In a lot of ways, it is separate from the rest of the euro zone, and not just geographically. Its population is a mere 1.1 million (the Greek population is 10 times as large). It has an unwieldy banking system with liabilities equal to eight times its economic output, versus 3.5 times for the euro zone as a whole. Many of those deposits are held by wealthy Russians who use Cyprus as a convenient place to park money.
Those are the reasons the IMF has insisted on losses for depositors — those, and the fact that rescuing Cyprus’s finances without the 5.8 billion-euro contribution represented by depositors’ losses would have meant a bailout approximately equivalent to the country’s annual economic output, too much for the fund to stomach.
“The challenges we were facing in Cyprus were of an exceptional nature,” said Jeroen Dijsselbloem, the Dutch finance minister who helped engineer the plan, according to the Financial Times. “Therefore, unique measures were determined to be necessary.”
The European Central Bank will now be on high alert, monitoring activity in Greece, Spain and beyond for evidence that the Cyprus precedent will result in new runs on those nations’ banks. Expect a flood of central bank liquidity into those nations if there is any hint that depositors across Europe seem to be thinking that Cyprus is the new normal and that their seemingly safe bank deposits could be reduced 10 percent without warning.
The best the rest of the world can hope for is that Cyprus’s case is sufficiently unique that it won’t spark panic in Athens and Madrid (or in Lisbon, Dublin and Rome).
For the past six months, the global financial markets have become increasingly complacent, convinced that the euro-zone crisis is, for practical purposes, over. Cyprus is the test of whether that is correct, or whether the complacency was instead misplaced.
In other words, if there is going to be a new wave of crisis in Europe, historians will be able to trace its starting point back to today’s Cyprus bank bailout.
And Tero Kuittinen at Forbes:
Europeans are trying to come to grips with the shocking decision of Cyprus to abruptly declare a stiff levy on bank deposits, even those under 100’000 euros. Everyone is now waiting for Monday morning and how depositors in Southern Europe will react to the sudden realization that 7-10% of their savings could be abruptly confiscated on any given weekend. Photos of Cypriots lining up in front of ATM’s that no longer work will be splashed across the Sunday editions of European newspapers.
The sheer weirdness of the Cyprus move means that European leaders must deliver two conflicting messages simultaneously. First, they must argue that the sudden bank account levy was absolutely necessary right now. Second, they must convince Europeans that it will never, ever be repeated.

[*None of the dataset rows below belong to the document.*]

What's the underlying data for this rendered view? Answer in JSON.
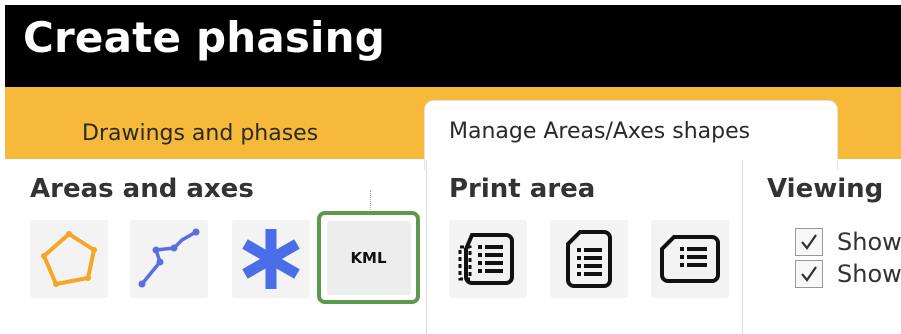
{
  "window": {
    "title": "Create phasing"
  },
  "tabs": [
    {
      "label": "Drawings and phases",
      "active": false
    },
    {
      "label": "Manage Areas/Axes shapes",
      "active": true
    }
  ],
  "groups": {
    "areas_axes": {
      "title": "Areas and axes",
      "buttons": [
        {
          "icon": "polygon-icon",
          "color": "#f5a623"
        },
        {
          "icon": "polyline-icon",
          "color": "#5b6ee1"
        },
        {
          "icon": "asterisk-icon",
          "color": "#4a6ee8"
        },
        {
          "icon": "kml-icon",
          "label": "KML",
          "highlight_color": "#5a9a4a"
        }
      ]
    },
    "print_area": {
      "title": "Print area",
      "buttons": [
        {
          "icon": "print-area-landscape-icon"
        },
        {
          "icon": "print-area-portrait-icon"
        },
        {
          "icon": "print-area-wide-icon"
        }
      ]
    },
    "viewing": {
      "title": "Viewing",
      "checkboxes": [
        {
          "label": "Show",
          "checked": true
        },
        {
          "label": "Show",
          "checked": true
        }
      ]
    }
  },
  "colors": {
    "titlebar": "#000000",
    "tabstrip": "#f7b93a",
    "accent_green": "#5a9a4a"
  }
}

The President of Cyprus has already delivered a dramatic statement. According to it, not confiscating some of bank deposits would have meant that the banking system of Cyprus would have collapsed immediately. That’s it. The only two options right now were allowing the banking system collapse or implementing the 6.75 – 9.90% shock levy on savings accounts. Needless to say, very few people in Europe had any idea that Cyprus is facing these two drastic options in March 2013.
Yet on the very same day, the European Union Economic and Monetary Commissioner Olli Rehn stated that there won’t be a repeat of the tax on bank deposits that was imposed as a part of Cyprus’s aid program. He bluntly claimed that “there is no concrete case where it should be considered.”
How can both statements be credible? How can regular EU citizens with savings accounts in the Mediterranean banks possibly gauge the risk level accurately? The messaging challenge here is profound. By the time the Spanish and Portuguese banks open on Monday morning, Europeans must believe that A) The Cyprus crisis was so acute and dreadful that the unprecedented savings tax was the only possible alternative and B) Another similar situation will never materialize, so there is no reason to pull money out of southern banks.
The Club Med economies simply cannot handle another crisis of confidence. During the calm month of January, Spanish retail sales plunged by -10% and the December sales collapse was recently revised to -11%. Multinational companies from McDonald’s to Tiffany have started warning about weakening European trends. Apple‘s Christmas quarter weakness stemmed partly from a pronounced European revenue growth slow-down over the past three quarters. Qualcomm recently downgraded the North American 3G/4G device volume growth to under 2% in 2012; the consumer electronics industry can hardly absorb a new European consumer sentiment crisis without a significant hit to global growth trends.
How is EU going to thread this needle? The next 48 hours are going to be pivotal. By making its move on Saturday, EU has given Europeans time to fret and mull over the Cyprus shock for most of the weekend. There will be no shortage of bank line pics on Twitter come Monday morning.
Monday and Tuesday are going to be very interesting days to watch the markets.
Just as a reminder, the bank runs and bank failures during the Depression came a couple of years after the market crash.